"It was…" Dean cleared his throat. "Hormonal, I guess, you'd say." He squinted at Sam, whose shoulders were shaking with suppressed laughter. Dean flipped him off, and Sam snorted chocolate shake out of his nose.
"Hormonal?" Bobby asked impatiently. "What do you mean?"
Are you kidding me? "Hormonal, dude," Dean snapped back. "What do you think I mean?"
There was a moment of silence.
"You mean menstrual?" Bobby's voice sounded oddly strangled.
"Yeah, man. That." Dean could feel the blush on his cheeks and his eyes darted over to Sam who was busy pulling the computer out of its bag and had missed Dean's embarrassed reaction.
There was a succession of weird noises on the other end of the phone, and Dean scowled in confusion.
"Bobby, what the hell?"
A couple of gurgling gasps sputtered over the line. "Yeah. OK. Got it." Bobby exhaled gustily and managed, "You boys OK?"
"Yeah, why wouldn't we be?" Dean asked rhetorically. "We got something that looks like a gig up in Maine we're headed to. Just wanted to check in now that we've, uh, got cell service again."
"Good. I appreciate it." There was something amused in Bobby's tone that Dean didn't quite like. "Hey, I found something I thought you boys might want to see while I was researching your gender-swapping curse. I'll email it to you after we hang up."
Dean shrugged, noting that Sam had gotten the laptop set up. We got wireless? He mouthed to his brother. At Sam's nod, Dean told Bobby, "We're online, so send it on."
"Will do," Bobby said. "I'll talk to you boys soon."
"'K. See ya, man."
Dean hung up and slid his phone back into his pocket. "Bobby's sending us somethin'," he said to Sam before tucking into his hamburger.
Sam acknowledged him with an absent grunt.
Neither of them said anything as Sam did some research, and Dean finished up his lunch.
"Here it is," Sam said, clicking. He paled.
"Oh, no," Sam breathed.
"Dude. What?" Dean reached for the computer and Sam surrendered it without a fight. He was watching Dean with wide, tragic eyes.
It was a picture. Full screen. And in color.

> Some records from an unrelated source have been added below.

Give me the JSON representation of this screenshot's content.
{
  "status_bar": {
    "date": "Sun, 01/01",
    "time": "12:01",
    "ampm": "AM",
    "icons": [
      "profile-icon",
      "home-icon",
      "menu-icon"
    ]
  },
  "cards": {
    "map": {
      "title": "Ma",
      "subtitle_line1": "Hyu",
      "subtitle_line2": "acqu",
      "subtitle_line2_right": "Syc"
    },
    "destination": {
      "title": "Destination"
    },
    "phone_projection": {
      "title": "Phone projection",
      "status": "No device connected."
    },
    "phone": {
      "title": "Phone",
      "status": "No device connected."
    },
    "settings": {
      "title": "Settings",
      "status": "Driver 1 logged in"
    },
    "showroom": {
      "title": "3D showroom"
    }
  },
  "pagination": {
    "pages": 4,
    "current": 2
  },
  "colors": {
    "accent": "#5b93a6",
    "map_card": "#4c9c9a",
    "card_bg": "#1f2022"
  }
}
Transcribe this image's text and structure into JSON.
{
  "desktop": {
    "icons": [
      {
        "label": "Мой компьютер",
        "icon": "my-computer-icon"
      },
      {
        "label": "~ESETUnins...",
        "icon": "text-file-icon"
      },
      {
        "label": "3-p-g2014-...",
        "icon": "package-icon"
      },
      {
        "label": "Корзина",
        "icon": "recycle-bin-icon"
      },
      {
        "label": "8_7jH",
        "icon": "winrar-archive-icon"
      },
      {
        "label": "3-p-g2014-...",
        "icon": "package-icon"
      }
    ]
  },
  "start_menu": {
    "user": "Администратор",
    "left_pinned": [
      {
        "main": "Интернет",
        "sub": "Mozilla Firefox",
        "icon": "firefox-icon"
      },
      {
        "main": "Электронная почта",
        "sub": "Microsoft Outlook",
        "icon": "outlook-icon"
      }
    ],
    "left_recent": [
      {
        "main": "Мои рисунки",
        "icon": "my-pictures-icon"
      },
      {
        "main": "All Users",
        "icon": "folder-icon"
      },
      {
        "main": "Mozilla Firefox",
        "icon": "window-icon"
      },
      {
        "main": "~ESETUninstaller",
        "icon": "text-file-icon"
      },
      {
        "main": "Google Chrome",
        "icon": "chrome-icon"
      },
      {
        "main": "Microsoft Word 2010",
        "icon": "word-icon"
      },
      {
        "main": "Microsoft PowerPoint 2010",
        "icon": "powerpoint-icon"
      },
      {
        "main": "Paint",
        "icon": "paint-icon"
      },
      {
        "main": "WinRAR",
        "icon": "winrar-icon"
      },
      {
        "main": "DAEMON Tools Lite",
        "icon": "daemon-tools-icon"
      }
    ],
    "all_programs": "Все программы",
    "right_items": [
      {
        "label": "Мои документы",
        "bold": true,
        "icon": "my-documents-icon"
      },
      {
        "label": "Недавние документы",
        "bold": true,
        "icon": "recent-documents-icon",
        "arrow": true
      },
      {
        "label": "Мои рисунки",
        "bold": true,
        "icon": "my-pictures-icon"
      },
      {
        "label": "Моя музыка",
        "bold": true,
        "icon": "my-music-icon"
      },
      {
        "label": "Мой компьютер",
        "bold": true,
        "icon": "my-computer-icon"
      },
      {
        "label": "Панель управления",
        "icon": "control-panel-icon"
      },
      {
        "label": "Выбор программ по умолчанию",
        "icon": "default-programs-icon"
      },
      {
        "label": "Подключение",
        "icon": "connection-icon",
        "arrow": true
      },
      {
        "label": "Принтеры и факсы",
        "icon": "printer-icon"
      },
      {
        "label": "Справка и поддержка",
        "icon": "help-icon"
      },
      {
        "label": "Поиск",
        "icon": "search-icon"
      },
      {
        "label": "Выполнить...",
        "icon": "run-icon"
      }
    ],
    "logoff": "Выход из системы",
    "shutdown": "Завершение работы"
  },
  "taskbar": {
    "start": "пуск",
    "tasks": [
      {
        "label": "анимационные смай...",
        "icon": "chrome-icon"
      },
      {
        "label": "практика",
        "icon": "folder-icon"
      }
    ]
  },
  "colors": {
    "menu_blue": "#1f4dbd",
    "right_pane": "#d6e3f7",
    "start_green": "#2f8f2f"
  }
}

Two young girls were sitting on the front porch rail of the Sweeds' house. The older girl was leaning against one support pole while the younger one was slouched against the other. The girls had their jean-clad legs stretched along the rail in front of them, sneakered feet crossed at the ankles. Neither child was looking at the camera. Long brown braids fell over the shoulders of the little girl on left side of the frame, and she was watching the teenager opposite her with a wide, adoring smile. The girl on the right had lighter brown hair that had blown over her face, and the photographer had captured her in the act of pushing it behind her ears, grinning back at the other girl, crinkles around her eyes and bright freckles over the bridge of her nose.
Along the bottom the caption read, "Sammy (11) and Dee (15) Winchester watch the boys play football."
Dean brought his gaze up to Sam's stricken face.
"Bobby says, 'There's more where that came from,'" Sam whispered.
Dean closed his eyes. "We are so screwed."